With Felix’s new stardom come great opportunities to raise money for charity. At the end of last year TPE produced a calendar, which was so popular the website it was sold on crashed within half an hour of it going online. Sales from the calendar raised £15,000 for the local Samaritans helpline. Royalties from the book are going to TPE’s charity of the year, Prostate Cancer UK, and Randall is planning a station to station walk soon to raise money for a local disability charity, and is hoping that Felix will be there to drum up support.
And, as McClements explains, Felix’s stardom has meant that the cost of keeping her at the station, which is met by TPE, has also gone down. Boxes of food and treats arrive for Felix from admirers from around the world. “I haven’t had to sign off an order for food since I don’t know when.”
Luckily for us, Felix has decided that today is a good day for a photoshoot and has allowed McClements to carry her out on to the platform. When the pictures have been taken, she sits behind a bike on the station bike rack, one of her favourite spots. It’s near to the office door, which leads into the maze of rooms within the station building, including the staff locker room, where she has a box and blanket, and where she spends many hours during the day between her station patrols.
Both Randall and McClements are careful to ensure all this new publicity doesn’t get too much for Felix.
“Sometimes I feel sorry for her because somebody will drag her out when she’s asleep and she’s not happy,” says Randall. “She’s not a performing cat. This is her home.”
And when all the fuss about the Facebook page and the book has died down, Felix will continue to do what she does best, bringing pleasure to the close-knit team at the station.
“I’ve said this before and I know it’s a bit cheesy but she’s a member of the team, one of the staff here,” says McClements. “She’s a colleague who happens to
be a cat.”
Felix The Railway Cat by Kate Moore is out now (Penguin, £12.99)
More station cats in the north
The ginger cat (pictured below) who lives in and around the West Yorkshire station building, which includes a ticket office, taxi service and art studios, goes by a few names, including Garfield, Boss and Boris, although his official name is Dinky. He was taken in around eight years ago by someone from the taxi service, but he’s a cat that knows no boundaries and is often seen sleeping in a basket on top of the partition wall behind the station ticket desk.
Liverpool South Parkway

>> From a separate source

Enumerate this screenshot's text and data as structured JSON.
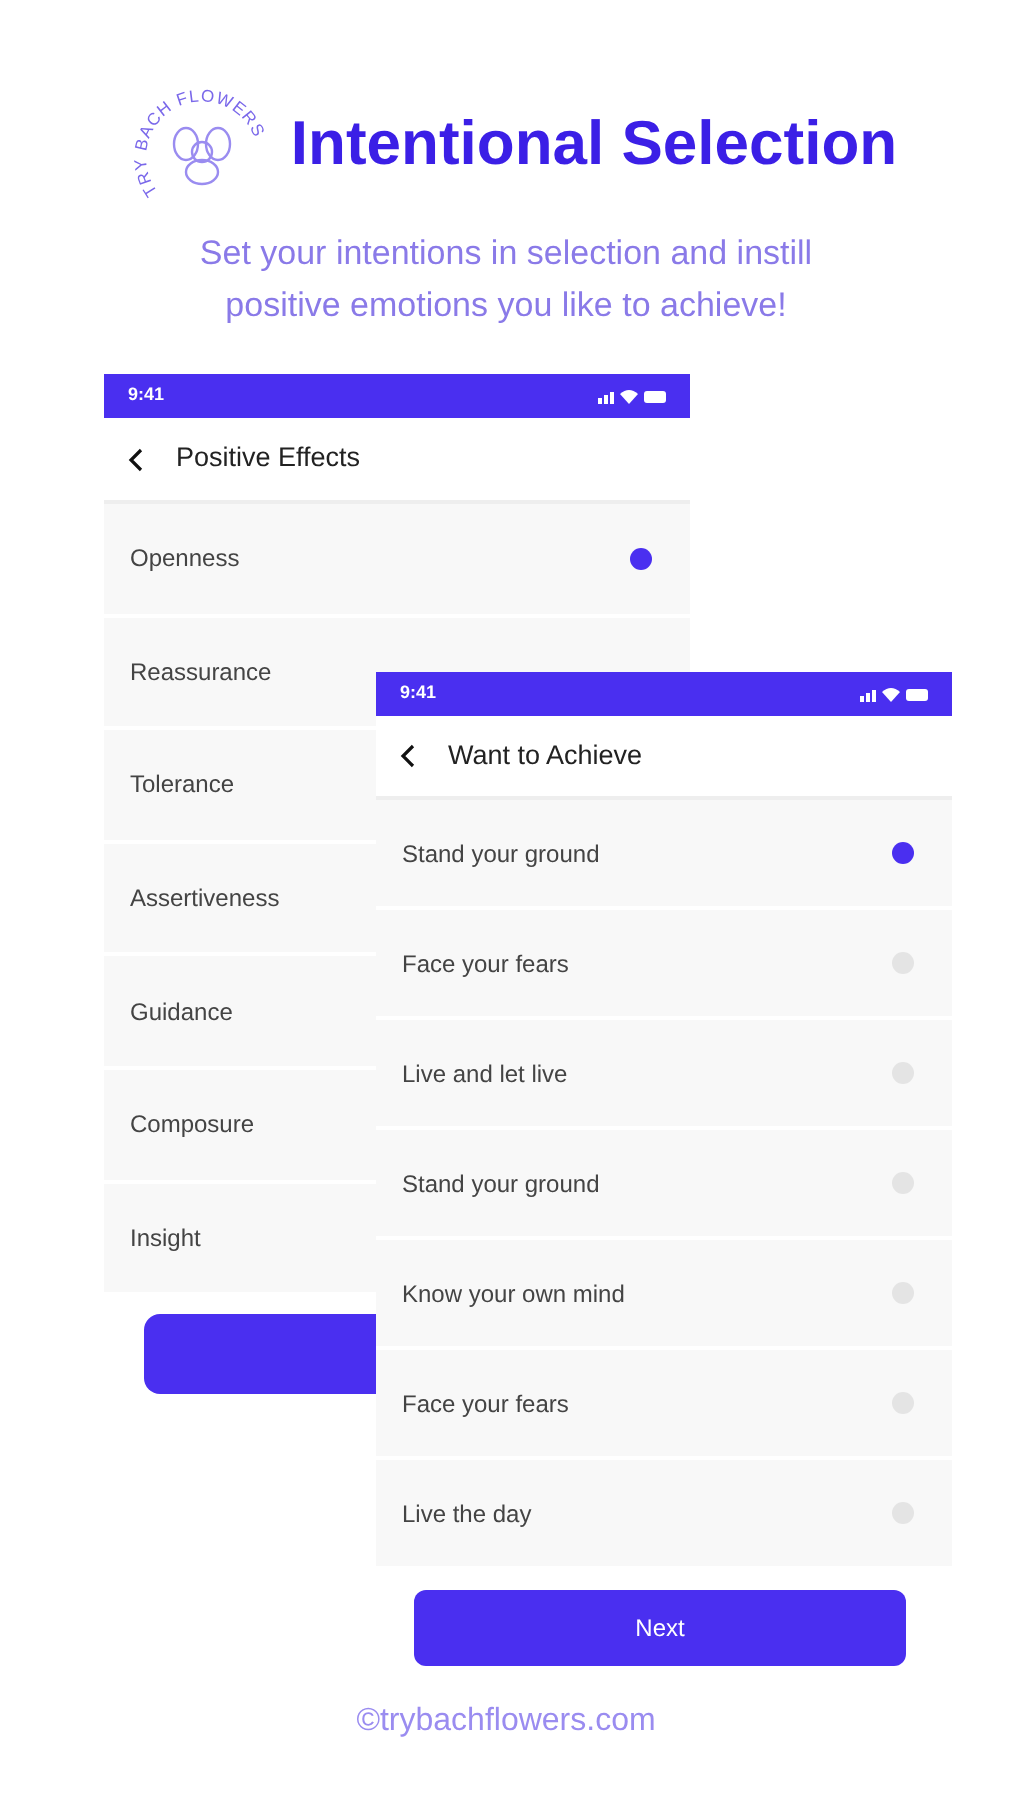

Bengal cat Paul isn’t a resident of the station but lives nearby and is a regular visitor. There was an incident a few years ago when Paul bit a member of staff after she accidentally stood on his tail and he was discouraged from visiting for a while. But now he’s been welcomed back and he can be found, according to his dedicated Facebook page, on the “wheelchair behind the barrier going towards platforms 1-4”, in the “executive lounge” when he wants privacy, or “underneath the heater” in the ticket office when it’s cold.
Kirkby Stephen East
Derelict until 1997, when volunteers started work to restore it and turn it into a heritage museum, the Cumbrian station has been home to several cats over the last few years. Quaker is now the “senior station cat”, named by one of the volunteers after Darlington’s local football team since she is black and white (the same colour as the Quakers’ strip) and she was found on the old Darlington-bound platform.
Many cats have made their home at this North Yorkshire Moors Railway station, either in the station building or the locomotive sheds. According to purr-n-fur.org.uk, which has a list of station cats across the country, there are two cats there at the moment, Dink and Erica. They are looked after by one of the fitters during the week, and by the shop supervisor at weekends. Erica was found sleeping on one of the steam engines in a siding. At one point her bed was moved to a diesel engine, but was moved back after she refused to use it.